Hospitals across China, the nation where thefirst emerged about four years ago, are grappling with a significant surge in respiratory illnesses among children. This primarily is being seen in Beijing and the northern regions.
The rise in cases has been making headlines in China and raising concerns internationally, as Chinese doctors are working overtime to care for a huge flood of small patients.
But health experts say there is no immediate cause for international concern regarding the surge in respiratory illnesses, which include pneumonia. The new cases are not on the scale of the initial COVID-19 outbreak and are not due to any new or unusual diseases, according to scientists.

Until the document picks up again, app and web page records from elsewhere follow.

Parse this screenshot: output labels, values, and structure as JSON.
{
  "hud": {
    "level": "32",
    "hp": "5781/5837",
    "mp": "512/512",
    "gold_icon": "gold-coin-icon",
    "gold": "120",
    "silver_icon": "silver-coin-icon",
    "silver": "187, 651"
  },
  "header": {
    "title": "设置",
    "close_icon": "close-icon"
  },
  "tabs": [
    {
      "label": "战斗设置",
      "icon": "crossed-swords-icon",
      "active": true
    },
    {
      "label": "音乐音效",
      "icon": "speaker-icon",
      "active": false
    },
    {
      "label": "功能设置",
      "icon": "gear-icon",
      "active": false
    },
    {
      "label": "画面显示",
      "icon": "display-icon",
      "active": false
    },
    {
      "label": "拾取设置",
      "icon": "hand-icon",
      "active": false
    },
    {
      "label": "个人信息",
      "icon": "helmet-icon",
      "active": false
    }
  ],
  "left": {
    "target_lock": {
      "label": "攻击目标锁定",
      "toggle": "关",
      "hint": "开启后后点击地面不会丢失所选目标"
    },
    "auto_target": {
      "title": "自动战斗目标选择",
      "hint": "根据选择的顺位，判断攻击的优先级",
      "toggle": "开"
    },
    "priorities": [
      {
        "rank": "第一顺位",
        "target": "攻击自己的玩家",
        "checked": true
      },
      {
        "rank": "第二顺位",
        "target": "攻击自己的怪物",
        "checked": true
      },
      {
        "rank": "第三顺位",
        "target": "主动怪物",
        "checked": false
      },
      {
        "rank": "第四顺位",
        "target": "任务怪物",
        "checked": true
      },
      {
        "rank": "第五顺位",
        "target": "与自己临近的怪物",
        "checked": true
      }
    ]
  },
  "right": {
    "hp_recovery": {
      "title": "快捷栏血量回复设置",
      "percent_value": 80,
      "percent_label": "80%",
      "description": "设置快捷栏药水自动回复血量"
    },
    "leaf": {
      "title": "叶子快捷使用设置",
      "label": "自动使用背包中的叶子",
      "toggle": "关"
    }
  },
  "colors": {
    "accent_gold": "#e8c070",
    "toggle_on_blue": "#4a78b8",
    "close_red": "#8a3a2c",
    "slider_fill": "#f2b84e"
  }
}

"In the current outbreak of respiratory illness, the reported symptoms are common to several respiratory diseases and, as of now, at the present time, Chinese surveillance and hospital systems report that the clinical manifestations are caused by known pathogens in circulation," the World Health Organization (WHO) said late last week.
"Due to the arrival of the winter season, the increasing trend in respiratory illnesses is expected," it added.
Dr. Zuo-Feng Zhang, chair of the epidemiology department at UCLA, said "the pandemic 2.0 is not there yet," despite concerns about a new major outbreak.
Chinese authorities tried to cover up the start of the COVID-19 pandemic, which originated in Wuhan, China, and led to millions of deaths. In contrast, this time, the WHO says China promptly provided data to the organization showing that the sick children are affected by known pathogens common globally.
Health experts suggest the increased vulnerability in children may be due to the extensive use of masks and lockdowns during the pandemic, which shielded them from exposure to ordinary bugs.
for more features.